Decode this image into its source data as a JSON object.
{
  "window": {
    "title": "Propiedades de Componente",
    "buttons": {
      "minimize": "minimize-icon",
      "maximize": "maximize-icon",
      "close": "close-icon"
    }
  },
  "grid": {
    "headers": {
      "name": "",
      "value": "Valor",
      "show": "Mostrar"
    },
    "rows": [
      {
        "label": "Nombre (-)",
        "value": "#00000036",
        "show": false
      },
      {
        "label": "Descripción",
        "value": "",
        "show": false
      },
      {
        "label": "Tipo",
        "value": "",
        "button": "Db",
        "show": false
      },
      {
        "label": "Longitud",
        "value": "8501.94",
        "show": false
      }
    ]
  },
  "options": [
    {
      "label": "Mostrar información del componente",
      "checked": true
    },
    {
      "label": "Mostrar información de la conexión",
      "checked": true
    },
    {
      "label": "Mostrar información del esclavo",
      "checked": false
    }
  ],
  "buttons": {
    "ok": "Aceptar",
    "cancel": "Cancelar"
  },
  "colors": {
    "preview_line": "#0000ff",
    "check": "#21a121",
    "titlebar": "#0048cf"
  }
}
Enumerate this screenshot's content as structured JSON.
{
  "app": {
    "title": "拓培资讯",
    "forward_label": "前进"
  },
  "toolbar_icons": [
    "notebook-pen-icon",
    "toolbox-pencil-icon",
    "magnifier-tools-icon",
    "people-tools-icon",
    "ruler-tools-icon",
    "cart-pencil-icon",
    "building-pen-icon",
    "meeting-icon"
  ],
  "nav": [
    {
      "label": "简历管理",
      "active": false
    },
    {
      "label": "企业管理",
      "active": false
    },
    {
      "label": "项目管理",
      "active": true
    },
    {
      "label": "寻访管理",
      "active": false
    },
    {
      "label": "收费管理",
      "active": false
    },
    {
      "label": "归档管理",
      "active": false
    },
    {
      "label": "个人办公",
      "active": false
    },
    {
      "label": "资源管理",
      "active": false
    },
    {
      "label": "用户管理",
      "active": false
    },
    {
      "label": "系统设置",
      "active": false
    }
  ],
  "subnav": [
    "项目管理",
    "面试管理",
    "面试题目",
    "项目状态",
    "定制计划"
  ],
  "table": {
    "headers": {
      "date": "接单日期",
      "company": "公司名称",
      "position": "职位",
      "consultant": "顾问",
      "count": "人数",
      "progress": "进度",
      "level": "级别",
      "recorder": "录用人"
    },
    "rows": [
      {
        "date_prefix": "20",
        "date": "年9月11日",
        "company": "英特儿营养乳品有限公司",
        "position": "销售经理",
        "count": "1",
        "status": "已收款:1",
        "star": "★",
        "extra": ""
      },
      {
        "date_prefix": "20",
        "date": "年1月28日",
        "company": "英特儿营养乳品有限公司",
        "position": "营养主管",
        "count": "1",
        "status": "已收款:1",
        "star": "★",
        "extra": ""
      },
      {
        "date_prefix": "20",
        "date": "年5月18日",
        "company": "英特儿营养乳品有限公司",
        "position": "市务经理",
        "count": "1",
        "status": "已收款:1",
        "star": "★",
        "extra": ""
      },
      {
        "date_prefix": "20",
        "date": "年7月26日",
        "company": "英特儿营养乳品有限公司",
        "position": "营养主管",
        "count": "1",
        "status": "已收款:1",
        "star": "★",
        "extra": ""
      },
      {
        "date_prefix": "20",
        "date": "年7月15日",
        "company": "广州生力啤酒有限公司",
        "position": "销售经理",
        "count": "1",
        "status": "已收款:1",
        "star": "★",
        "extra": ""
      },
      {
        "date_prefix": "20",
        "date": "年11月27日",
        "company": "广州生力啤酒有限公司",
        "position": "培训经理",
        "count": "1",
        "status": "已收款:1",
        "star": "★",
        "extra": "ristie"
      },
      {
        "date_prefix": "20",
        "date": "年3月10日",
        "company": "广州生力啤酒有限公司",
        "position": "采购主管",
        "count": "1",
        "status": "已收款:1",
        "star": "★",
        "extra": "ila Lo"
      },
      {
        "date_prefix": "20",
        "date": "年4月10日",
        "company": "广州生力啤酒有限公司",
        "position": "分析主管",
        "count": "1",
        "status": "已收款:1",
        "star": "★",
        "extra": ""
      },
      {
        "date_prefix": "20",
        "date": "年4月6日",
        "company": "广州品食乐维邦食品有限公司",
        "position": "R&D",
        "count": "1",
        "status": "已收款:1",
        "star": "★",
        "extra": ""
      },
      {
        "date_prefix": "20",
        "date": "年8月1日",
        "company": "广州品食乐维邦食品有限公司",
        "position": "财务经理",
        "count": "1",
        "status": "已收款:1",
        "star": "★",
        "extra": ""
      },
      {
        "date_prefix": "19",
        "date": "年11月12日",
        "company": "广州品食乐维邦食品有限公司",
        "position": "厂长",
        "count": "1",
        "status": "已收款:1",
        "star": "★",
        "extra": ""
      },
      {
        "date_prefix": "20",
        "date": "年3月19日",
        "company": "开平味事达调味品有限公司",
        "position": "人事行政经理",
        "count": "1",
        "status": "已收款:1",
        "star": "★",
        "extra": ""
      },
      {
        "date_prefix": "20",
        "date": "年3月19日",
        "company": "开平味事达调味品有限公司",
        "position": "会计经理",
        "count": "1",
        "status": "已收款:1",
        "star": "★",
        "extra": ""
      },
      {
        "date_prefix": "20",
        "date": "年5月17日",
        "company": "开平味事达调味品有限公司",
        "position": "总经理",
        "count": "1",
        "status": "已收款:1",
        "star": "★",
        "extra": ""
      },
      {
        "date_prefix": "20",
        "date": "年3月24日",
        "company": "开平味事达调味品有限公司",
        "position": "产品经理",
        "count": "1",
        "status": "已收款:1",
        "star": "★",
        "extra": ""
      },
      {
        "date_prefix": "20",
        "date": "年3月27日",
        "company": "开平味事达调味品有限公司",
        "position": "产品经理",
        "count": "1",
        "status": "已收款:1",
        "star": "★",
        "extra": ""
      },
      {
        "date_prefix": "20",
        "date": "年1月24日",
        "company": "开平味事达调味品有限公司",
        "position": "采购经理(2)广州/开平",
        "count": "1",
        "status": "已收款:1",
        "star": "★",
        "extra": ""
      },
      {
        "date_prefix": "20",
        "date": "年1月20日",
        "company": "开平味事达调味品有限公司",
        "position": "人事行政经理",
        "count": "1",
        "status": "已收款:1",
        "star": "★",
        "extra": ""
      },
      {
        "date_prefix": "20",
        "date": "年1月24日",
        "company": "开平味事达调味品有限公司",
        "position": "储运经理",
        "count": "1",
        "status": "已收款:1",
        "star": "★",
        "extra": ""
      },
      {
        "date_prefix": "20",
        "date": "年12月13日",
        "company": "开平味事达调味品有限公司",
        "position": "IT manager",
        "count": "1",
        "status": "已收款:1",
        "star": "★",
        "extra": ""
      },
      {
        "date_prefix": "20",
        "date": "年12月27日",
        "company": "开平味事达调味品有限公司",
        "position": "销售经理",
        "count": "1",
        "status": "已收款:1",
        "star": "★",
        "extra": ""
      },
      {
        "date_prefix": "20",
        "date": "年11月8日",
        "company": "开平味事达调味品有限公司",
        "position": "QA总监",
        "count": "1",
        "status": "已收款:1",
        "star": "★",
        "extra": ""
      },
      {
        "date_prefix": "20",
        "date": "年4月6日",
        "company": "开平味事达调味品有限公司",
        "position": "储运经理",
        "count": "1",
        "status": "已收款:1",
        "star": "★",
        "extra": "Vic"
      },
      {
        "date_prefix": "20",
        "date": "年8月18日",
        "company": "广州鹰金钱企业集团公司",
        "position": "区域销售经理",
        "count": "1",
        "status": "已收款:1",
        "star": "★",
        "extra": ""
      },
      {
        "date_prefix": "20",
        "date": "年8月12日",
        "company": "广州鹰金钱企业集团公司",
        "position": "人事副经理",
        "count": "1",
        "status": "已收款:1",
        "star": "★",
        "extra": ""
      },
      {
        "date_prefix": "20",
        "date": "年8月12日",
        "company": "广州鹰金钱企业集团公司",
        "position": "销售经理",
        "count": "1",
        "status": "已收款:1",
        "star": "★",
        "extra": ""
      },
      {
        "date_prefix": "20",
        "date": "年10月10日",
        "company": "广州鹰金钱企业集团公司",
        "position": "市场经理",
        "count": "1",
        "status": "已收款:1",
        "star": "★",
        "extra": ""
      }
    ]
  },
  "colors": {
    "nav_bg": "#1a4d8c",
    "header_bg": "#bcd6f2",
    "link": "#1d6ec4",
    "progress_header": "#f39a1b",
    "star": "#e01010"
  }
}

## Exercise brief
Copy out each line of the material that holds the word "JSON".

## Response below
Decode this image into its source data as a JSON object.
Enumerate this screenshot's content as structured JSON.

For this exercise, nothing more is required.